*Recorded data*.
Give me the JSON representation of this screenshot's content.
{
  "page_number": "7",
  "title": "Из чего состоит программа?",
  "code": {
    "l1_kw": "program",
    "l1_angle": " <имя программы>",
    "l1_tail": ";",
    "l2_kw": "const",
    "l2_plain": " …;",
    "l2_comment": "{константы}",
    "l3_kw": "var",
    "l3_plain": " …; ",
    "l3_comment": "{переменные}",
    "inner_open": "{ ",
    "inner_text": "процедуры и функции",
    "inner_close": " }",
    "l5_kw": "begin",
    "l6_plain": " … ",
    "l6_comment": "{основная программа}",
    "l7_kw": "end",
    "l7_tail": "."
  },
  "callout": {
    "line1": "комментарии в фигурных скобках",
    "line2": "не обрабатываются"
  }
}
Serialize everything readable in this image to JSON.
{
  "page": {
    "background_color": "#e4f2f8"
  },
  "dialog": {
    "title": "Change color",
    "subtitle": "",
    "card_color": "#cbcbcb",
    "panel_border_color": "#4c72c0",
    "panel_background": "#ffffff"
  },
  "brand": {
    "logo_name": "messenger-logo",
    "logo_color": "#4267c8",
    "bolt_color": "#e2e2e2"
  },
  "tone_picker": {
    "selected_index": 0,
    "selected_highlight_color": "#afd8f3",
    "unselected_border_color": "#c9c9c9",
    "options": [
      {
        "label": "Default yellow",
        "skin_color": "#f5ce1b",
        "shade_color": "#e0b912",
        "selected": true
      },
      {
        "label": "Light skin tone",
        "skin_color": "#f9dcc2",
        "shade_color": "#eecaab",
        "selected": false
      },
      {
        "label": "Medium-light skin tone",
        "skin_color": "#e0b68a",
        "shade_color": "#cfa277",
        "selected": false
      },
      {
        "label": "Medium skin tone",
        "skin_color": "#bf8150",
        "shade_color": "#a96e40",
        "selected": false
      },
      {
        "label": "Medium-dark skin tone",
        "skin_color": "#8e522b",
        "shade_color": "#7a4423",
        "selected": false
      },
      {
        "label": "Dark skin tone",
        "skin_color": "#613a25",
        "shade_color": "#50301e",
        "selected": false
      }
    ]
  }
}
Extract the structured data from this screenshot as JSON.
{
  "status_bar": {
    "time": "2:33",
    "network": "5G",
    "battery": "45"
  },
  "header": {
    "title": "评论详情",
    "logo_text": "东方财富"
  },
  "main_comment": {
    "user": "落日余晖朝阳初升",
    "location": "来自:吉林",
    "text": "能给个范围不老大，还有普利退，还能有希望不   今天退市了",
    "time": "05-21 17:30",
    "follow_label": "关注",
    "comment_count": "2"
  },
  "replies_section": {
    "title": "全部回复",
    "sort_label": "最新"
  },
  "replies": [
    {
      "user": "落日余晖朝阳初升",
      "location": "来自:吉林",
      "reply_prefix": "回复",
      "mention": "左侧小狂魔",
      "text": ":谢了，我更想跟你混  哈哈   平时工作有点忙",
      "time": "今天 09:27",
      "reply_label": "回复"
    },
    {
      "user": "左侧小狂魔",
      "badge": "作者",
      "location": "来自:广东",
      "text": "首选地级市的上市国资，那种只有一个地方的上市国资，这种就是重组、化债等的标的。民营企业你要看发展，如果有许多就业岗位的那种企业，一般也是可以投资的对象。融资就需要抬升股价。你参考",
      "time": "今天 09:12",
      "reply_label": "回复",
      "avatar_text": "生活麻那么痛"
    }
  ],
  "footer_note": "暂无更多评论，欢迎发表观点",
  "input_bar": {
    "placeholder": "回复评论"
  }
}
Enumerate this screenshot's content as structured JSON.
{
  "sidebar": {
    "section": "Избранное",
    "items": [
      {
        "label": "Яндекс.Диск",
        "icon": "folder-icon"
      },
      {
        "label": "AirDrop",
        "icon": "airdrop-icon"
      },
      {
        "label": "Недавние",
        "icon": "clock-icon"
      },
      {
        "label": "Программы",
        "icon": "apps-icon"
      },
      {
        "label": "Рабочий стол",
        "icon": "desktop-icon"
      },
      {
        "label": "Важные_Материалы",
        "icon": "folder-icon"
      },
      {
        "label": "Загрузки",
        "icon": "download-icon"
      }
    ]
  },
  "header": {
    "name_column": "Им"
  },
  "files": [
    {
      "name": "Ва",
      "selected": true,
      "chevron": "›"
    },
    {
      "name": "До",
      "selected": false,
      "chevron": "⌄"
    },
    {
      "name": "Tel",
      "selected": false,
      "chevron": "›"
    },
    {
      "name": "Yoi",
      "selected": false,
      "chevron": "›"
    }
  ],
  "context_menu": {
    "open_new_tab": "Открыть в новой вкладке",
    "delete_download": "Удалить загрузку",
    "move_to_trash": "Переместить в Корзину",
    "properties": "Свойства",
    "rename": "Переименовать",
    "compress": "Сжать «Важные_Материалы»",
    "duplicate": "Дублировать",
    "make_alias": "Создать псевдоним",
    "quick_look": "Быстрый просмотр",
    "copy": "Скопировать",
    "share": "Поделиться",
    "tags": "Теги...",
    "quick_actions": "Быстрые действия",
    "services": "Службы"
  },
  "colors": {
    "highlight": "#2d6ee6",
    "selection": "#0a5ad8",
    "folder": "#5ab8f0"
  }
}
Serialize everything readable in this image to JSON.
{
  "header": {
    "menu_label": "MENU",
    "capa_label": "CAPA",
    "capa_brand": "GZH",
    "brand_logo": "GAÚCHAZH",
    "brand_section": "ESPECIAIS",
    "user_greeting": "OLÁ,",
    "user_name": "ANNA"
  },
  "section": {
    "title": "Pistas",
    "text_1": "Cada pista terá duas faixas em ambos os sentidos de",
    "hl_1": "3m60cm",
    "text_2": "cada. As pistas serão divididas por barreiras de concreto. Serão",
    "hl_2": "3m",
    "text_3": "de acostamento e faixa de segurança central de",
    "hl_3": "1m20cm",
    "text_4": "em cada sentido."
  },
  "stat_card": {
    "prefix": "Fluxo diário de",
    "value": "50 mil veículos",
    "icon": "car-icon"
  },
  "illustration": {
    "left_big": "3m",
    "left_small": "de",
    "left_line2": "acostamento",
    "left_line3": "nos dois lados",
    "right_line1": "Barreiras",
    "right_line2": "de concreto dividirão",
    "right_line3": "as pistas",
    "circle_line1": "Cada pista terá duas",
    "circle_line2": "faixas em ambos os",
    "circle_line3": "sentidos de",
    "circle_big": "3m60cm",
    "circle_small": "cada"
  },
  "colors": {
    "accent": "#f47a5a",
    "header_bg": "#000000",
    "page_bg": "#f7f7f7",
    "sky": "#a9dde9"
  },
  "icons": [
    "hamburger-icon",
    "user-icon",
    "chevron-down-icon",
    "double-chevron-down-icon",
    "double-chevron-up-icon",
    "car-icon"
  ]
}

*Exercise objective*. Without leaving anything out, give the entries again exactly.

*Response area*.
Give me the JSON representation of this screenshot's content.
{
  "page_number": "7",
  "title": "Из чего состоит программа?",
  "code": {
    "l1_kw": "program",
    "l1_angle": " <имя программы>",
    "l1_tail": ";",
    "l2_kw": "const",
    "l2_plain": " …;",
    "l2_comment": "{константы}",
    "l3_kw": "var",
    "l3_plain": " …; ",
    "l3_comment": "{переменные}",
    "inner_open": "{ ",
    "inner_text": "процедуры и функции",
    "inner_close": " }",
    "l5_kw": "begin",
    "l6_plain": " … ",
    "l6_comment": "{основная программа}",
    "l7_kw": "end",
    "l7_tail": "."
  },
  "callout": {
    "line1": "комментарии в фигурных скобках",
    "line2": "не обрабатываются"
  }
}
Serialize everything readable in this image to JSON.
{
  "page": {
    "background_color": "#e4f2f8"
  },
  "dialog": {
    "title": "Change color",
    "subtitle": "",
    "card_color": "#cbcbcb",
    "panel_border_color": "#4c72c0",
    "panel_background": "#ffffff"
  },
  "brand": {
    "logo_name": "messenger-logo",
    "logo_color": "#4267c8",
    "bolt_color": "#e2e2e2"
  },
  "tone_picker": {
    "selected_index": 0,
    "selected_highlight_color": "#afd8f3",
    "unselected_border_color": "#c9c9c9",
    "options": [
      {
        "label": "Default yellow",
        "skin_color": "#f5ce1b",
        "shade_color": "#e0b912",
        "selected": true
      },
      {
        "label": "Light skin tone",
        "skin_color": "#f9dcc2",
        "shade_color": "#eecaab",
        "selected": false
      },
      {
        "label": "Medium-light skin tone",
        "skin_color": "#e0b68a",
        "shade_color": "#cfa277",
        "selected": false
      },
      {
        "label": "Medium skin tone",
        "skin_color": "#bf8150",
        "shade_color": "#a96e40",
        "selected": false
      },
      {
        "label": "Medium-dark skin tone",
        "skin_color": "#8e522b",
        "shade_color": "#7a4423",
        "selected": false
      },
      {
        "label": "Dark skin tone",
        "skin_color": "#613a25",
        "shade_color": "#50301e",
        "selected": false
      }
    ]
  }
}
Extract the structured data from this screenshot as JSON.
{
  "status_bar": {
    "time": "2:33",
    "network": "5G",
    "battery": "45"
  },
  "header": {
    "title": "评论详情",
    "logo_text": "东方财富"
  },
  "main_comment": {
    "user": "落日余晖朝阳初升",
    "location": "来自:吉林",
    "text": "能给个范围不老大，还有普利退，还能有希望不   今天退市了",
    "time": "05-21 17:30",
    "follow_label": "关注",
    "comment_count": "2"
  },
  "replies_section": {
    "title": "全部回复",
    "sort_label": "最新"
  },
  "replies": [
    {
      "user": "落日余晖朝阳初升",
      "location": "来自:吉林",
      "reply_prefix": "回复",
      "mention": "左侧小狂魔",
      "text": ":谢了，我更想跟你混  哈哈   平时工作有点忙",
      "time": "今天 09:27",
      "reply_label": "回复"
    },
    {
      "user": "左侧小狂魔",
      "badge": "作者",
      "location": "来自:广东",
      "text": "首选地级市的上市国资，那种只有一个地方的上市国资，这种就是重组、化债等的标的。民营企业你要看发展，如果有许多就业岗位的那种企业，一般也是可以投资的对象。融资就需要抬升股价。你参考",
      "time": "今天 09:12",
      "reply_label": "回复",
      "avatar_text": "生活麻那么痛"
    }
  ],
  "footer_note": "暂无更多评论，欢迎发表观点",
  "input_bar": {
    "placeholder": "回复评论"
  }
}
Enumerate this screenshot's content as structured JSON.
{
  "sidebar": {
    "section": "Избранное",
    "items": [
      {
        "label": "Яндекс.Диск",
        "icon": "folder-icon"
      },
      {
        "label": "AirDrop",
        "icon": "airdrop-icon"
      },
      {
        "label": "Недавние",
        "icon": "clock-icon"
      },
      {
        "label": "Программы",
        "icon": "apps-icon"
      },
      {
        "label": "Рабочий стол",
        "icon": "desktop-icon"
      },
      {
        "label": "Важные_Материалы",
        "icon": "folder-icon"
      },
      {
        "label": "Загрузки",
        "icon": "download-icon"
      }
    ]
  },
  "header": {
    "name_column": "Им"
  },
  "files": [
    {
      "name": "Ва",
      "selected": true,
      "chevron": "›"
    },
    {
      "name": "До",
      "selected": false,
      "chevron": "⌄"
    },
    {
      "name": "Tel",
      "selected": false,
      "chevron": "›"
    },
    {
      "name": "Yoi",
      "selected": false,
      "chevron": "›"
    }
  ],
  "context_menu": {
    "open_new_tab": "Открыть в новой вкладке",
    "delete_download": "Удалить загрузку",
    "move_to_trash": "Переместить в Корзину",
    "properties": "Свойства",
    "rename": "Переименовать",
    "compress": "Сжать «Важные_Материалы»",
    "duplicate": "Дублировать",
    "make_alias": "Создать псевдоним",
    "quick_look": "Быстрый просмотр",
    "copy": "Скопировать",
    "share": "Поделиться",
    "tags": "Теги...",
    "quick_actions": "Быстрые действия",
    "services": "Службы"
  },
  "colors": {
    "highlight": "#2d6ee6",
    "selection": "#0a5ad8",
    "folder": "#5ab8f0"
  }
}
Serialize everything readable in this image to JSON.
{
  "header": {
    "menu_label": "MENU",
    "capa_label": "CAPA",
    "capa_brand": "GZH",
    "brand_logo": "GAÚCHAZH",
    "brand_section": "ESPECIAIS",
    "user_greeting": "OLÁ,",
    "user_name": "ANNA"
  },
  "section": {
    "title": "Pistas",
    "text_1": "Cada pista terá duas faixas em ambos os sentidos de",
    "hl_1": "3m60cm",
    "text_2": "cada. As pistas serão divididas por barreiras de concreto. Serão",
    "hl_2": "3m",
    "text_3": "de acostamento e faixa de segurança central de",
    "hl_3": "1m20cm",
    "text_4": "em cada sentido."
  },
  "stat_card": {
    "prefix": "Fluxo diário de",
    "value": "50 mil veículos",
    "icon": "car-icon"
  },
  "illustration": {
    "left_big": "3m",
    "left_small": "de",
    "left_line2": "acostamento",
    "left_line3": "nos dois lados",
    "right_line1": "Barreiras",
    "right_line2": "de concreto dividirão",
    "right_line3": "as pistas",
    "circle_line1": "Cada pista terá duas",
    "circle_line2": "faixas em ambos os",
    "circle_line3": "sentidos de",
    "circle_big": "3m60cm",
    "circle_small": "cada"
  },
  "colors": {
    "accent": "#f47a5a",
    "header_bg": "#000000",
    "page_bg": "#f7f7f7",
    "sky": "#a9dde9"
  },
  "icons": [
    "hamburger-icon",
    "user-icon",
    "chevron-down-icon",
    "double-chevron-down-icon",
    "double-chevron-up-icon",
    "car-icon"
  ]
}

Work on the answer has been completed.